---------- ENTRIES SUPPLIED ----------

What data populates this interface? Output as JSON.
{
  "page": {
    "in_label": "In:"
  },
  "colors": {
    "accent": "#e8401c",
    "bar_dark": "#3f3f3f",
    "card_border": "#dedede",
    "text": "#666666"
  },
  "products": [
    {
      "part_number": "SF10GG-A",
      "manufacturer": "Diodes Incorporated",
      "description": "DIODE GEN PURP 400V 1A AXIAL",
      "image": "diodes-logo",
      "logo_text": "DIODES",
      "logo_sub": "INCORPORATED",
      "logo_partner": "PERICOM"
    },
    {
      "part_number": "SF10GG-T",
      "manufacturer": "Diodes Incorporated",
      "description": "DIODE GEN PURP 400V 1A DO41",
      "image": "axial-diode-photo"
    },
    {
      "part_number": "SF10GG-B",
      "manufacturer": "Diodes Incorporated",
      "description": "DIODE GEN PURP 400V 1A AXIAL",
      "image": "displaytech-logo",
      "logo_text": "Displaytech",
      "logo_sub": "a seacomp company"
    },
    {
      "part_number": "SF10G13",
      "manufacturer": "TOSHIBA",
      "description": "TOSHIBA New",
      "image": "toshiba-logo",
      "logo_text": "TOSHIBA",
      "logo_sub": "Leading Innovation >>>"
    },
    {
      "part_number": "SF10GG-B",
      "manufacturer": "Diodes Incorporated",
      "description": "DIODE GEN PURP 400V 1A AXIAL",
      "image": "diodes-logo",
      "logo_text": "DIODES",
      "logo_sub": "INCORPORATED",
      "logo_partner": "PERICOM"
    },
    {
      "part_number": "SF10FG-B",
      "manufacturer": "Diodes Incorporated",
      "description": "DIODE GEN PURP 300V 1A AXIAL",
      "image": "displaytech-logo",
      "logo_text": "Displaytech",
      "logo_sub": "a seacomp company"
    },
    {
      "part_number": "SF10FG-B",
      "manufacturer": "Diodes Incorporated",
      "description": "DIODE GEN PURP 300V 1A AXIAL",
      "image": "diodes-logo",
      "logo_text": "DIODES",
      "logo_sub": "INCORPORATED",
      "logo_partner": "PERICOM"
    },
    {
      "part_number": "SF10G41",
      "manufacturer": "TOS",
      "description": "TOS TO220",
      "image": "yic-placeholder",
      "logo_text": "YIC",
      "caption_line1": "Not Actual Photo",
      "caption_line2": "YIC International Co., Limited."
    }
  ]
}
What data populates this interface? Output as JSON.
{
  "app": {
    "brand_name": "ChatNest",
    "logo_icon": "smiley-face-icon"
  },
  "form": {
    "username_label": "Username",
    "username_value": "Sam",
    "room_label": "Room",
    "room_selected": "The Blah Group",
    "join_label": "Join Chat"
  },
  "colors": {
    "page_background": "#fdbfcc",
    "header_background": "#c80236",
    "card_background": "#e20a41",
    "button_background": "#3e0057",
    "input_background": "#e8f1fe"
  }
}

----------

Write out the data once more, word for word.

RESPONSE BELOW:
What data populates this interface? Output as JSON.
{
  "page": {
    "in_label": "In:"
  },
  "colors": {
    "accent": "#e8401c",
    "bar_dark": "#3f3f3f",
    "card_border": "#dedede",
    "text": "#666666"
  },
  "products": [
    {
      "part_number": "SF10GG-A",
      "manufacturer": "Diodes Incorporated",
      "description": "DIODE GEN PURP 400V 1A AXIAL",
      "image": "diodes-logo",
      "logo_text": "DIODES",
      "logo_sub": "INCORPORATED",
      "logo_partner": "PERICOM"
    },
    {
      "part_number": "SF10GG-T",
      "manufacturer": "Diodes Incorporated",
      "description": "DIODE GEN PURP 400V 1A DO41",
      "image": "axial-diode-photo"
    },
    {
      "part_number": "SF10GG-B",
      "manufacturer": "Diodes Incorporated",
      "description": "DIODE GEN PURP 400V 1A AXIAL",
      "image": "displaytech-logo",
      "logo_text": "Displaytech",
      "logo_sub": "a seacomp company"
    },
    {
      "part_number": "SF10G13",
      "manufacturer": "TOSHIBA",
      "description": "TOSHIBA New",
      "image": "toshiba-logo",
      "logo_text": "TOSHIBA",
      "logo_sub": "Leading Innovation >>>"
    },
    {
      "part_number": "SF10GG-B",
      "manufacturer": "Diodes Incorporated",
      "description": "DIODE GEN PURP 400V 1A AXIAL",
      "image": "diodes-logo",
      "logo_text": "DIODES",
      "logo_sub": "INCORPORATED",
      "logo_partner": "PERICOM"
    },
    {
      "part_number": "SF10FG-B",
      "manufacturer": "Diodes Incorporated",
      "description": "DIODE GEN PURP 300V 1A AXIAL",
      "image": "displaytech-logo",
      "logo_text": "Displaytech",
      "logo_sub": "a seacomp company"
    },
    {
      "part_number": "SF10FG-B",
      "manufacturer": "Diodes Incorporated",
      "description": "DIODE GEN PURP 300V 1A AXIAL",
      "image": "diodes-logo",
      "logo_text": "DIODES",
      "logo_sub": "INCORPORATED",
      "logo_partner": "PERICOM"
    },
    {
      "part_number": "SF10G41",
      "manufacturer": "TOS",
      "description": "TOS TO220",
      "image": "yic-placeholder",
      "logo_text": "YIC",
      "caption_line1": "Not Actual Photo",
      "caption_line2": "YIC International Co., Limited."
    }
  ]
}
What data populates this interface? Output as JSON.
{
  "app": {
    "brand_name": "ChatNest",
    "logo_icon": "smiley-face-icon"
  },
  "form": {
    "username_label": "Username",
    "username_value": "Sam",
    "room_label": "Room",
    "room_selected": "The Blah Group",
    "join_label": "Join Chat"
  },
  "colors": {
    "page_background": "#fdbfcc",
    "header_background": "#c80236",
    "card_background": "#e20a41",
    "button_background": "#3e0057",
    "input_background": "#e8f1fe"
  }
}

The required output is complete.